Bavaria's state premier Horst Seehofer wants to “suspend” the Schengen agreement, which guarantees freedom of movement and abolished border controls between European countries which have signed up to it, at the state's border with Austria.
The Christian Social Union (CSU) decided on the most important parts of its programme on Friday at a meeting led by party leader Seehofer.
Bavaria has become a target for refugees entering Europe through Italy and then heading towards Austria. In July, police in Munich reported a "huge increase" in the number of people arriving illegally at Munich's main train station with 600 arrivals in June and July.
Bavarian government figures show almost 17,000 people applied for asylum last year.
“Lampedusa can't become a suburb of Kiefersfelden [the Bavarian-Austrian border town],” CSU secretary-general Andreas Scheuer reportedly said at Friday's meeting, referring to the Italian island where many refugees have landed after fleeing their homeland in recent years.
“Italy has clearly violated the Schengen agreement,” Seehofer told Bild on Monday. “If that isn't fixed, Germany must really consider putting a stop to it with border controls.”
But the party's suggestions met with immediate resistance from their allies, Merkel's Christian Democratic Union (CDU).
“To tighten borders would be a sign of powerlessness and a confession that the authorities in Germany don't work fast enough,” said Peter Hauk, leader of the CDU group in the Baden-Württemberg state parliament.
Germany was recently praised by the UN High Commissioner for Refugees who called Germany's refugee policy "an example for other European countries to follow".

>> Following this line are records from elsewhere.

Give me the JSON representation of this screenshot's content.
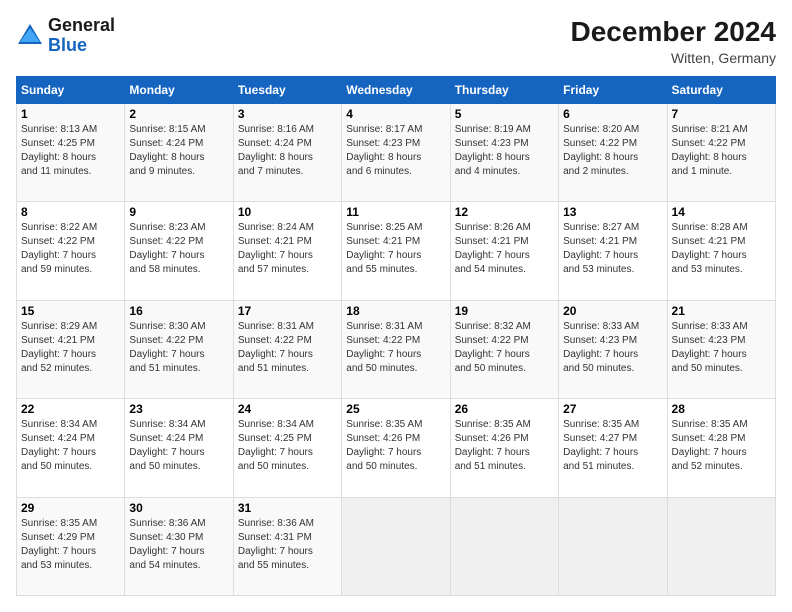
{
  "header": {
    "logo_general": "General",
    "logo_blue": "Blue",
    "month_year": "December 2024",
    "location": "Witten, Germany"
  },
  "calendar": {
    "days_of_week": [
      "Sunday",
      "Monday",
      "Tuesday",
      "Wednesday",
      "Thursday",
      "Friday",
      "Saturday"
    ],
    "weeks": [
      [
        {
          "day": "1",
          "info": "Sunrise: 8:13 AM\nSunset: 4:25 PM\nDaylight: 8 hours\nand 11 minutes."
        },
        {
          "day": "2",
          "info": "Sunrise: 8:15 AM\nSunset: 4:24 PM\nDaylight: 8 hours\nand 9 minutes."
        },
        {
          "day": "3",
          "info": "Sunrise: 8:16 AM\nSunset: 4:24 PM\nDaylight: 8 hours\nand 7 minutes."
        },
        {
          "day": "4",
          "info": "Sunrise: 8:17 AM\nSunset: 4:23 PM\nDaylight: 8 hours\nand 6 minutes."
        },
        {
          "day": "5",
          "info": "Sunrise: 8:19 AM\nSunset: 4:23 PM\nDaylight: 8 hours\nand 4 minutes."
        },
        {
          "day": "6",
          "info": "Sunrise: 8:20 AM\nSunset: 4:22 PM\nDaylight: 8 hours\nand 2 minutes."
        },
        {
          "day": "7",
          "info": "Sunrise: 8:21 AM\nSunset: 4:22 PM\nDaylight: 8 hours\nand 1 minute."
        }
      ],
      [
        {
          "day": "8",
          "info": "Sunrise: 8:22 AM\nSunset: 4:22 PM\nDaylight: 7 hours\nand 59 minutes."
        },
        {
          "day": "9",
          "info": "Sunrise: 8:23 AM\nSunset: 4:22 PM\nDaylight: 7 hours\nand 58 minutes."
        },
        {
          "day": "10",
          "info": "Sunrise: 8:24 AM\nSunset: 4:21 PM\nDaylight: 7 hours\nand 57 minutes."
        },
        {
          "day": "11",
          "info": "Sunrise: 8:25 AM\nSunset: 4:21 PM\nDaylight: 7 hours\nand 55 minutes."
        },
        {
          "day": "12",
          "info": "Sunrise: 8:26 AM\nSunset: 4:21 PM\nDaylight: 7 hours\nand 54 minutes."
        },
        {
          "day": "13",
          "info": "Sunrise: 8:27 AM\nSunset: 4:21 PM\nDaylight: 7 hours\nand 53 minutes."
        },
        {
          "day": "14",
          "info": "Sunrise: 8:28 AM\nSunset: 4:21 PM\nDaylight: 7 hours\nand 53 minutes."
        }
      ],
      [
        {
          "day": "15",
          "info": "Sunrise: 8:29 AM\nSunset: 4:21 PM\nDaylight: 7 hours\nand 52 minutes."
        },
        {
          "day": "16",
          "info": "Sunrise: 8:30 AM\nSunset: 4:22 PM\nDaylight: 7 hours\nand 51 minutes."
        },
        {
          "day": "17",
          "info": "Sunrise: 8:31 AM\nSunset: 4:22 PM\nDaylight: 7 hours\nand 51 minutes."
        },
        {
          "day": "18",
          "info": "Sunrise: 8:31 AM\nSunset: 4:22 PM\nDaylight: 7 hours\nand 50 minutes."
        },
        {
          "day": "19",
          "info": "Sunrise: 8:32 AM\nSunset: 4:22 PM\nDaylight: 7 hours\nand 50 minutes."
        },
        {
          "day": "20",
          "info": "Sunrise: 8:33 AM\nSunset: 4:23 PM\nDaylight: 7 hours\nand 50 minutes."
        },
        {
          "day": "21",
          "info": "Sunrise: 8:33 AM\nSunset: 4:23 PM\nDaylight: 7 hours\nand 50 minutes."
        }
      ],
      [
        {
          "day": "22",
          "info": "Sunrise: 8:34 AM\nSunset: 4:24 PM\nDaylight: 7 hours\nand 50 minutes."
        },
        {
          "day": "23",
          "info": "Sunrise: 8:34 AM\nSunset: 4:24 PM\nDaylight: 7 hours\nand 50 minutes."
        },
        {
          "day": "24",
          "info": "Sunrise: 8:34 AM\nSunset: 4:25 PM\nDaylight: 7 hours\nand 50 minutes."
        },
        {
          "day": "25",
          "info": "Sunrise: 8:35 AM\nSunset: 4:26 PM\nDaylight: 7 hours\nand 50 minutes."
        },
        {
          "day": "26",
          "info": "Sunrise: 8:35 AM\nSunset: 4:26 PM\nDaylight: 7 hours\nand 51 minutes."
        },
        {
          "day": "27",
          "info": "Sunrise: 8:35 AM\nSunset: 4:27 PM\nDaylight: 7 hours\nand 51 minutes."
        },
        {
          "day": "28",
          "info": "Sunrise: 8:35 AM\nSunset: 4:28 PM\nDaylight: 7 hours\nand 52 minutes."
        }
      ],
      [
        {
          "day": "29",
          "info": "Sunrise: 8:35 AM\nSunset: 4:29 PM\nDaylight: 7 hours\nand 53 minutes."
        },
        {
          "day": "30",
          "info": "Sunrise: 8:36 AM\nSunset: 4:30 PM\nDaylight: 7 hours\nand 54 minutes."
        },
        {
          "day": "31",
          "info": "Sunrise: 8:36 AM\nSunset: 4:31 PM\nDaylight: 7 hours\nand 55 minutes."
        },
        null,
        null,
        null,
        null
      ]
    ]
  }
}
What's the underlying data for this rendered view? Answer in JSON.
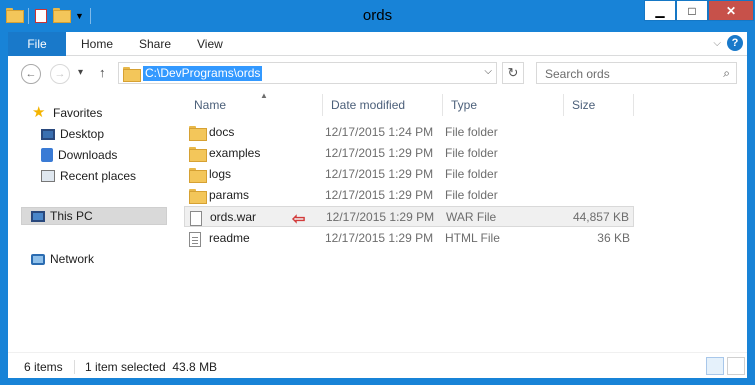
{
  "window": {
    "title": "ords"
  },
  "titlebar": {
    "min_label": "▁",
    "max_label": "□",
    "close_label": "✕"
  },
  "ribbon": {
    "tabs": [
      {
        "label": "File"
      },
      {
        "label": "Home"
      },
      {
        "label": "Share"
      },
      {
        "label": "View"
      }
    ],
    "help_label": "?",
    "collapse_label": "⌵"
  },
  "navbar": {
    "back_label": "←",
    "forward_label": "→",
    "recent_label": "▾",
    "up_label": "↑",
    "address": "C:\\DevPrograms\\ords",
    "address_dropdown": "⌵",
    "refresh_label": "↻",
    "search_placeholder": "Search ords",
    "search_icon": "⌕"
  },
  "navpane": {
    "items": [
      {
        "label": "Favorites",
        "icon": "star-icon"
      },
      {
        "label": "Desktop",
        "icon": "desktop-icon"
      },
      {
        "label": "Downloads",
        "icon": "downloads-icon"
      },
      {
        "label": "Recent places",
        "icon": "recent-places-icon"
      },
      {
        "label": "This PC",
        "icon": "this-pc-icon"
      },
      {
        "label": "Network",
        "icon": "network-icon"
      }
    ]
  },
  "filelist": {
    "columns": {
      "name": "Name",
      "date": "Date modified",
      "type": "Type",
      "size": "Size"
    },
    "sort_arrow": "▲",
    "rows": [
      {
        "name": "docs",
        "date": "12/17/2015 1:24 PM",
        "type": "File folder",
        "size": "",
        "icon": "folder-icon"
      },
      {
        "name": "examples",
        "date": "12/17/2015 1:29 PM",
        "type": "File folder",
        "size": "",
        "icon": "folder-icon"
      },
      {
        "name": "logs",
        "date": "12/17/2015 1:29 PM",
        "type": "File folder",
        "size": "",
        "icon": "folder-icon"
      },
      {
        "name": "params",
        "date": "12/17/2015 1:29 PM",
        "type": "File folder",
        "size": "",
        "icon": "folder-icon"
      },
      {
        "name": "ords.war",
        "date": "12/17/2015 1:29 PM",
        "type": "WAR File",
        "size": "44,857 KB",
        "icon": "file-icon"
      },
      {
        "name": "readme",
        "date": "12/17/2015 1:29 PM",
        "type": "HTML File",
        "size": "36 KB",
        "icon": "html-file-icon"
      }
    ],
    "marker": "⇦"
  },
  "status": {
    "count": "6 items",
    "selection": "1 item selected  43.8 MB"
  },
  "colors": {
    "accent": "#1883d7",
    "selection": "#3399ff",
    "marker": "#d23a3a"
  }
}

A CSU spokesman contacted by The Local said that renewed border controls were not yet part of party policy, as they first have to be agreed at a party board meeting on Monday.
Other demands of the CSU include an increase in staffing levels at the Federal Migration and Refugees Office, repurposing disused barracks to house refugees, and an increase in funding of €100m for refugees and development aid, to be put under the control of CSU Development Aid Minister Gerd Müller.
Many towns in Bavaria are complaining that they are now overburdened with asylum seekers and refugees. Opposition politicians and refugee organisations have accused Seehofer of failing to react in time.
"The current situation is the payback for the short-sighted asylum policy of recent years," said Ben Rau of the Bavarian Refugee Council. "The Bavarian government must admit its failure and use the opportunity to finally introduce a long-term, humane accommodation policy."
Under the Schengen agreement and EU border regulations, refugees are supposed to remain in the country in which they first arrive so that the burden can be shared among member states.
But Italy has been accused of turning a blind eye to the refugees passing through the country so that they don't become a burden on its social security system.
Interior Minister Thomas de Maizière recently promised more support to Italy so that the country can deal with the large numbers of refugees arriving on its shores as EU rules require.
SEE ALSO: Germany to tighten asylum rules